Treatment first involves the use of ice and medicine, to reduce pain and inflammation. Also, raising the injured wrist to a level above the heart helps. A brace, splint, or taping may be advised to reduce pain during activity. If non-surgical treatment does not work, surgery is often advised, to repair the retinaculum, tendon lining (tendon sheath), tendon, or to replace the tendon (reconstruction), if the tendon is torn. After restraint (with or without surgery), stretching and strengthening exercises are needed. Exercises may be performed at home or with a therapist.


  • If pain medicine is needed, nonsteroidal anti-inflammatory medicines (aspirin and ibuprofen), or other minor pain relievers (acetaminophen), are often advised.

  • Do not take pain medicine for 7 days before surgery.

  • Prescription pain relievers are usually prescribed only after surgery. Use only as directed and only as much as needed.


Cold treatment (icing) relieves pain and reduces inflammation. Cold treatment should be applied for 10 to 15 minutes every 2 to 3 hours, and immediately after activity that aggravates your symptoms. Use ice packs or an ice massage.


  • Pain, tenderness, or swelling gets worse, despite treatment.

  • You experience pain, numbness, or coldness. Blue, gray, or dark color appears in the fingernails.

  • Any of the following occur after surgery:

  • Signs of infection: fever, increased pain, swelling, redness, drainage of fluids, or bleeding in the affected area.
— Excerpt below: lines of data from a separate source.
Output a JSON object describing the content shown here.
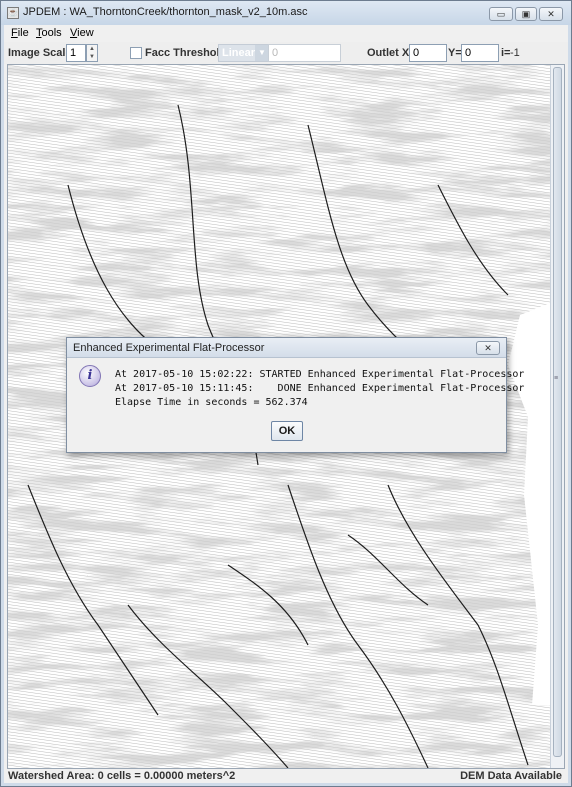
{
  "window": {
    "title": "JPDEM : WA_ThorntonCreek/thornton_mask_v2_10m.asc",
    "buttons": {
      "minimize": "▭",
      "maximize": "▣",
      "close": "✕"
    }
  },
  "menubar": {
    "items": [
      {
        "mnemonic": "F",
        "rest": "ile"
      },
      {
        "mnemonic": "T",
        "rest": "ools"
      },
      {
        "mnemonic": "V",
        "rest": "iew"
      }
    ]
  },
  "toolbar": {
    "image_scale_label": "Image Scale",
    "image_scale_value": "1",
    "facc_threshold_label": "Facc Threshold",
    "facc_threshold_checked": false,
    "scale_type_value": "Linear",
    "threshold_value": "0",
    "outlet_x_label": "Outlet X=",
    "outlet_x_value": "0",
    "outlet_y_label": "Y=",
    "outlet_y_value": "0",
    "index_label": "i=",
    "index_value": "-1"
  },
  "status": {
    "left": "Watershed Area: 0 cells = 0.00000 meters^2",
    "right": "DEM Data Available"
  },
  "dialog": {
    "title": "Enhanced Experimental Flat-Processor",
    "icon": "info-icon",
    "lines": [
      "At 2017-05-10 15:02:22: STARTED Enhanced Experimental Flat-Processor",
      "At 2017-05-10 15:11:45:    DONE Enhanced Experimental Flat-Processor",
      "Elapse Time in seconds = 562.374"
    ],
    "ok_label": "OK"
  }
}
  • New, unexplained symptoms develop. (Drugs used in treatment may produce side effects.)